◆ **Dataset rows describing interfaces**:
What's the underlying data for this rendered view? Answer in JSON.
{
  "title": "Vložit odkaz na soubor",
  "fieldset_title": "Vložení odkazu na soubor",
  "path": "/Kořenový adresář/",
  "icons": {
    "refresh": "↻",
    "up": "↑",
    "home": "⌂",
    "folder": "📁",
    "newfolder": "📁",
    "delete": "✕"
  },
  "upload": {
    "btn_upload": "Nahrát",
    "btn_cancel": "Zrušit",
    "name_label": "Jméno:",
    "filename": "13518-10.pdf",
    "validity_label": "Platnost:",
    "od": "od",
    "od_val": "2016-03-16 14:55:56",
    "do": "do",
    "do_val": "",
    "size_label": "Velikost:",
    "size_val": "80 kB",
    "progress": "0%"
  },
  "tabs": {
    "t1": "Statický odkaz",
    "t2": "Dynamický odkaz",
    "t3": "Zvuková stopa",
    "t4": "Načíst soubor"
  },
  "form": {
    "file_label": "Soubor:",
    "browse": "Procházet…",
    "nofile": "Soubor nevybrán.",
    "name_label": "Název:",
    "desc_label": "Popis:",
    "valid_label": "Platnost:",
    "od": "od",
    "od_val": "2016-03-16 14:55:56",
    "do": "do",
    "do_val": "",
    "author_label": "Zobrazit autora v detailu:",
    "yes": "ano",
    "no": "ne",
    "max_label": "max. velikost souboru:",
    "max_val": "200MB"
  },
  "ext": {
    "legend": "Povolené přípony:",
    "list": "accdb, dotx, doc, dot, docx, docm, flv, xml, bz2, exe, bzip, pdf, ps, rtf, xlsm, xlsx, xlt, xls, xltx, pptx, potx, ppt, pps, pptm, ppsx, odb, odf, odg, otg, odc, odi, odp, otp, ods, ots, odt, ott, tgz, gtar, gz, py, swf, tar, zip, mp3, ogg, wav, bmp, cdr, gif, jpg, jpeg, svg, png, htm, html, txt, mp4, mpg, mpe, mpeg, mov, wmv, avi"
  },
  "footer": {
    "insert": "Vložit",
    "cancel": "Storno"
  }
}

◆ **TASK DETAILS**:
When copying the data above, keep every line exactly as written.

◆ **WRITTEN ANSWER**:
What's the underlying data for this rendered view? Answer in JSON.
{
  "title": "Vložit odkaz na soubor",
  "fieldset_title": "Vložení odkazu na soubor",
  "path": "/Kořenový adresář/",
  "icons": {
    "refresh": "↻",
    "up": "↑",
    "home": "⌂",
    "folder": "📁",
    "newfolder": "📁",
    "delete": "✕"
  },
  "upload": {
    "btn_upload": "Nahrát",
    "btn_cancel": "Zrušit",
    "name_label": "Jméno:",
    "filename": "13518-10.pdf",
    "validity_label": "Platnost:",
    "od": "od",
    "od_val": "2016-03-16 14:55:56",
    "do": "do",
    "do_val": "",
    "size_label": "Velikost:",
    "size_val": "80 kB",
    "progress": "0%"
  },
  "tabs": {
    "t1": "Statický odkaz",
    "t2": "Dynamický odkaz",
    "t3": "Zvuková stopa",
    "t4": "Načíst soubor"
  },
  "form": {
    "file_label": "Soubor:",
    "browse": "Procházet…",
    "nofile": "Soubor nevybrán.",
    "name_label": "Název:",
    "desc_label": "Popis:",
    "valid_label": "Platnost:",
    "od": "od",
    "od_val": "2016-03-16 14:55:56",
    "do": "do",
    "do_val": "",
    "author_label": "Zobrazit autora v detailu:",
    "yes": "ano",
    "no": "ne",
    "max_label": "max. velikost souboru:",
    "max_val": "200MB"
  },
  "ext": {
    "legend": "Povolené přípony:",
    "list": "accdb, dotx, doc, dot, docx, docm, flv, xml, bz2, exe, bzip, pdf, ps, rtf, xlsm, xlsx, xlt, xls, xltx, pptx, potx, ppt, pps, pptm, ppsx, odb, odf, odg, otg, odc, odi, odp, otp, ods, ots, odt, ott, tgz, gtar, gz, py, swf, tar, zip, mp3, ogg, wav, bmp, cdr, gif, jpg, jpeg, svg, png, htm, html, txt, mp4, mpg, mpe, mpeg, mov, wmv, avi"
  },
  "footer": {
    "insert": "Vložit",
    "cancel": "Storno"
  }
}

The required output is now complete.